The unshakable kingdom.

David Ruis, Nov 16, 2023, 4:52 PM
David Ruis National Director

To quote an old rockabilly song from the 1950's, "there's a whole lotta shakin' going on."

Science tells us that there is a phenomenon known as an "earthquake swarm." This is different than a foreshock and resulting quake, or that of a cluster of aftershocks following a primary heaving. In a swarm, no single earthquake in the sequence is obviously the main shock, and the resulting impact is, well, you can imagine.

It would seem that in the unfolding of current world events; crisis in leadership in all spheres of society and religion; weather cycles; wars; and you name it, we are in a swarm. Nothing short of a cosmic crisis. This all can certainly feel like the outworking of the Lords thunderous promise, "Once more I will shake not only the earth but also the heavens" (Hebrews 12:26) This text goes on to describe the end result of Gods shaking activities as everything that is transient, temporary, secondary and second-rate will fall away so that only that which remains is the unshakable kingdom.

The unshakable kingdom.

One of my earliest recollections of hearing John Wimber speak was at a conference hosted in Anaheim in 1987. I distinctly remember him challenging those of us in attendance to consider the teachings of Jesus known as the Beatitudes and the Sermon on the Mount, as not just solid teaching to be applied to life and living, but at the actual core of what it means to be in God's Kingdom. The inference being that there is no way to understand a proper Kingdom Theology without these words of Christ. In our desire to be a people that engage in the "words and works" of Jesus, this then, is our baseline.
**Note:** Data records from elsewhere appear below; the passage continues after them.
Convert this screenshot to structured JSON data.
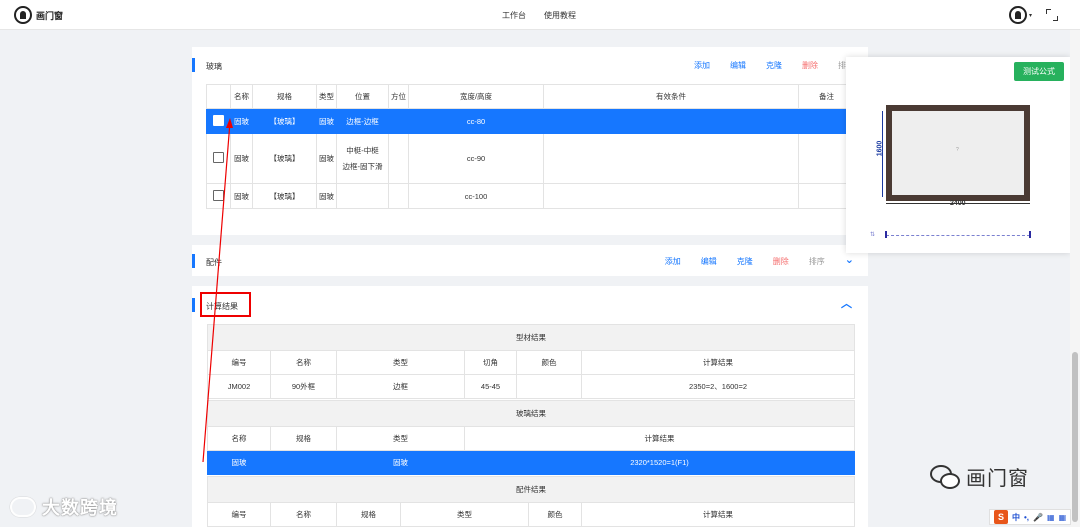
{
  "header": {
    "logo_text": "画门窗",
    "nav": [
      "工作台",
      "使用教程"
    ],
    "user_caret": "▾"
  },
  "glass_panel": {
    "title": "玻璃",
    "actions": [
      "添加",
      "编辑",
      "克隆",
      "删除",
      "排序"
    ],
    "columns": [
      "名称",
      "规格",
      "类型",
      "位置",
      "方位",
      "宽度/高度",
      "有效条件",
      "备注"
    ],
    "rows": [
      {
        "name": "固玻",
        "spec": "【玻璃】",
        "type": "固玻",
        "position": "边框-边框",
        "orient": "",
        "size": "cc-80",
        "condition": "",
        "note": ""
      },
      {
        "name": "固玻",
        "spec": "【玻璃】",
        "type": "固玻",
        "position_line1": "中梃-中梃",
        "position_line2": "边框-固下滑",
        "orient": "",
        "size": "cc-90",
        "condition": "",
        "note": ""
      },
      {
        "name": "固玻",
        "spec": "【玻璃】",
        "type": "固玻",
        "position": "",
        "orient": "",
        "size": "cc-100",
        "condition": "",
        "note": ""
      }
    ]
  },
  "parts_panel": {
    "title": "配件",
    "actions": [
      "添加",
      "编辑",
      "克隆",
      "删除",
      "排序"
    ],
    "chevron": "⌄"
  },
  "result_panel": {
    "title": "计算结果",
    "chevron": "︿",
    "profile": {
      "group": "型材结果",
      "headers": [
        "编号",
        "名称",
        "类型",
        "切角",
        "颜色",
        "计算结果"
      ],
      "rows": [
        [
          "JM002",
          "90外框",
          "边框",
          "45-45",
          "",
          "2350=2、1600=2"
        ]
      ]
    },
    "glass": {
      "group": "玻璃结果",
      "headers": [
        "名称",
        "规格",
        "类型",
        "计算结果"
      ],
      "rows": [
        [
          "固玻",
          "",
          "固玻",
          "2320*1520=1(F1)"
        ]
      ]
    },
    "parts": {
      "group": "配件结果",
      "headers": [
        "编号",
        "名称",
        "规格",
        "类型",
        "颜色",
        "计算结果"
      ]
    }
  },
  "preview": {
    "test_button": "测试公式",
    "height_label": "1600",
    "width_label": "2400",
    "center_mark": "?",
    "slider_icon": "⇅"
  },
  "watermarks": {
    "left": "大数跨境",
    "right": "画门窗"
  },
  "ime": {
    "logo": "S",
    "items": [
      "中",
      "•,",
      "🎤",
      "▦",
      "▦"
    ]
  },
  "colors": {
    "accent": "#1677ff",
    "danger": "#f56c6c",
    "test_button": "#27b15d",
    "highlight": "#ee0000",
    "window_frame": "#4a3a33"
  }
}
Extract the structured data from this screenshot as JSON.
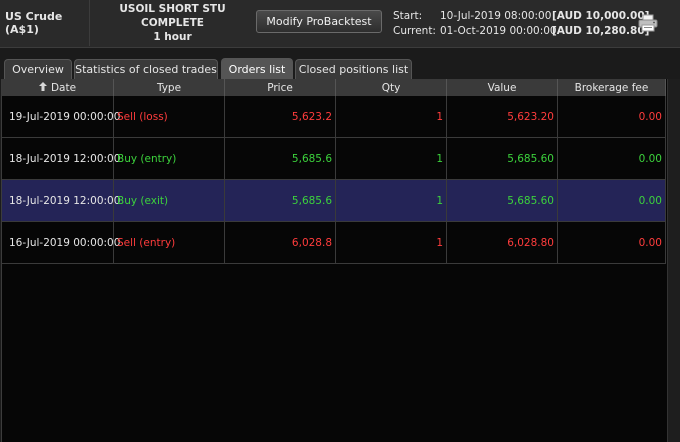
{
  "header": {
    "instrument": "US Crude (A$1)",
    "strategy_name": "USOIL SHORT STU COMPLETE",
    "timeframe": "1 hour",
    "modify_button": "Modify ProBacktest",
    "start_label": "Start:",
    "start_date": "10-Jul-2019 08:00:00",
    "start_amount": "[AUD 10,000.00]",
    "current_label": "Current:",
    "current_date": "01-Oct-2019 00:00:00",
    "current_amount": "[AUD 10,280.80]",
    "print_icon": "print-icon"
  },
  "tabs": [
    {
      "label": "Overview",
      "active": false
    },
    {
      "label": "Statistics of closed trades",
      "active": false
    },
    {
      "label": "Orders list",
      "active": true
    },
    {
      "label": "Closed positions list",
      "active": false
    }
  ],
  "table": {
    "columns": [
      "Date",
      "Type",
      "Price",
      "Qty",
      "Value",
      "Brokerage fee"
    ],
    "sort_icon": "sort-up-icon",
    "rows": [
      {
        "date": "19-Jul-2019 00:00:00",
        "type": "Sell (loss)",
        "price": "5,623.2",
        "qty": "1",
        "value": "5,623.20",
        "fee": "0.00",
        "color": "#ff3c3c",
        "selected": false
      },
      {
        "date": "18-Jul-2019 12:00:00",
        "type": "Buy (entry)",
        "price": "5,685.6",
        "qty": "1",
        "value": "5,685.60",
        "fee": "0.00",
        "color": "#3cd23c",
        "selected": false
      },
      {
        "date": "18-Jul-2019 12:00:00",
        "type": "Buy (exit)",
        "price": "5,685.6",
        "qty": "1",
        "value": "5,685.60",
        "fee": "0.00",
        "color": "#3cd23c",
        "selected": true
      },
      {
        "date": "16-Jul-2019 00:00:00",
        "type": "Sell (entry)",
        "price": "6,028.8",
        "qty": "1",
        "value": "6,028.80",
        "fee": "0.00",
        "color": "#ff3c3c",
        "selected": false
      }
    ]
  }
}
This is the key to understanding our values, our theology and our call into spiritual formation and mission within the Vineyard family.

For us, this defines the unshakable ground that we stand on. It captures a vibrant articulation of the "kingdom now" as much as any of the miracles and manifestations we may experience. We plant our feet firmly on the truths it reveals and it is from this vantage point we proclaim the Lord is "at our right hand, we will not be shaken." (Psalm 16:8). No matter what is happening around us. No matter what may befall. No matter how deep the fog of mystery and the winds of uncertainty lash at our sails, we are secure. Unshaken, for:

Blessed are the poor in spirit. Theirs is the kingdom of heaven. Blessed are those who mourn. They will find comfort. Blessed are the meek. Inheritance is sure. No need to grasp, or fight or cajole. Blessed are the ones who hunger and thirst for justice.They will be satisfied in the tension of this come and coming kingdom. Blessed are the single of heart, pure in motive and sincere in devotion.  Free of religious striving. Simple. Uncomplicated. They will see God. Blessed are those who work for peace for these truly are God's children born again into a new way. A covenant of love. Blessed are those persecuted in the pursuit of setting things right. This is kingdom work and the kingdom is theirs.

The unshakable kingdom.

Willard captures it this way, "No one is actually being told that they are better off for being poor, for mourning, for being persecuted, and so on, or that the conditions listed are recommended ways to well-being before God or man. Nor are the Beatitudes indications of who will be on top "after the revolution." They are explanations and illustrations, drawn from the immediate setting, of the present availability of the kingdom through personal relationship to Jesus. They single out cases that provide proof that, in him, the rule of God from the heavens truly is available in life circumstances that are beyond all human hope . . ." Yes, even in a swarm. Secure. Having done all to stand, still standing.

The unshakable kingdom.

May it be that so much of what we have come to describe as blessing, how we have measured how God is with, or not with us,  is actually falling away? May it be that so much of what we have relied on as signs of blessing and the presence of God with us may prove to be simply illusions and idols that need to fade and crumble? May it be that the pride and resulting tribalism that fuels partisanship, prejudice, polarization and nationalism, is being exposed for the self promotion and preservation it instills? May it be that so many of those who we saw as ones void of blessing and far from God, may have actually been those who are truly blessed and near to Him. As James observed, "Listen, has not God chosen those who are poor in the eyes of the world to be rich in faith and inherit the kingdom he promised?" (James 2:5)

The unshakable kingdom.

Jesus, suspended high in the stratosphere with the devil at his side, was shown all the kingdoms of the world in the blink of an eye. And in that same flash and with a demonic whisper, it was all offered to him. Just take it. "The temptation is not to claim all the kingdoms of the earth, but rather to claim them prematurely and by an easy concession to the power of evil." (González, J. L. (2010). Luke (A. P. Pauw & W. C. Placher, Eds.; p. 60). Westminster John Knox Press.) Ah, and yet in the unshakeable reign, the end does not justify the means. Blessing is found in the moment for the Father is always working. Here we stand. In the liminal. In the waiting. Not the grasping, reaching and leveraging that comes from worshiping at the feet of the evil one. Resist. Be beatitudinal. Unshakable.

Yes. This is the ground we stand on. The unshakeable kingdom.

Let the kingdom come.